### Task item
The answer must be every line of the records below that contains the word "name", copied out.

### Stored data
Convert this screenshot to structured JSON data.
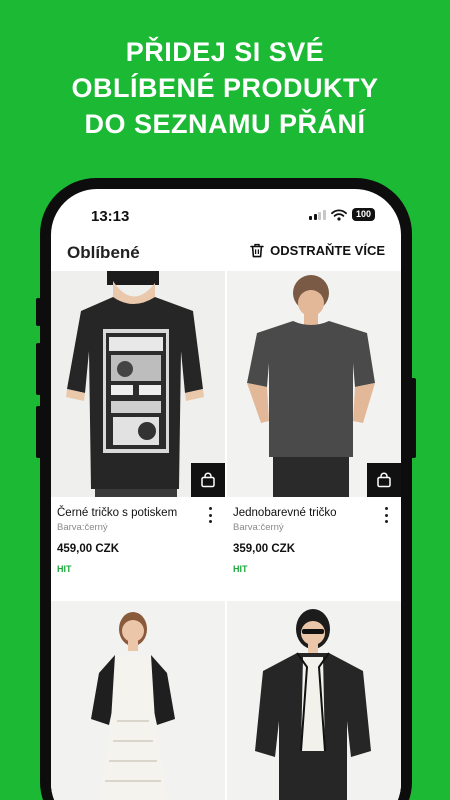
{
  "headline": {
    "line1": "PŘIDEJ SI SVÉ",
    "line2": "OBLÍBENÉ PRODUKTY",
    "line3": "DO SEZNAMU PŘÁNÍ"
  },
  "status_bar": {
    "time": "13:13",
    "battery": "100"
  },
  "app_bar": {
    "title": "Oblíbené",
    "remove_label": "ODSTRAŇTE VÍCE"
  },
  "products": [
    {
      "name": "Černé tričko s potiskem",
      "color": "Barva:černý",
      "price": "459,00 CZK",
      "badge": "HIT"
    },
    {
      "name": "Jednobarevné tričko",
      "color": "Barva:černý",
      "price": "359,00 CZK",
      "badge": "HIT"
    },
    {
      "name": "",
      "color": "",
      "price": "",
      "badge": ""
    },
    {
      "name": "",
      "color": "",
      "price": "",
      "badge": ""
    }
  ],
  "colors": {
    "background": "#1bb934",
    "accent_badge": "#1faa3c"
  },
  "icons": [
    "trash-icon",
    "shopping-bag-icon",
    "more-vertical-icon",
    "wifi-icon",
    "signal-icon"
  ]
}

### Response to the task
      "name": "Černé tričko s potiskem",
      "name": "Jednobarevné tričko",
      "name": "",
      "name": "",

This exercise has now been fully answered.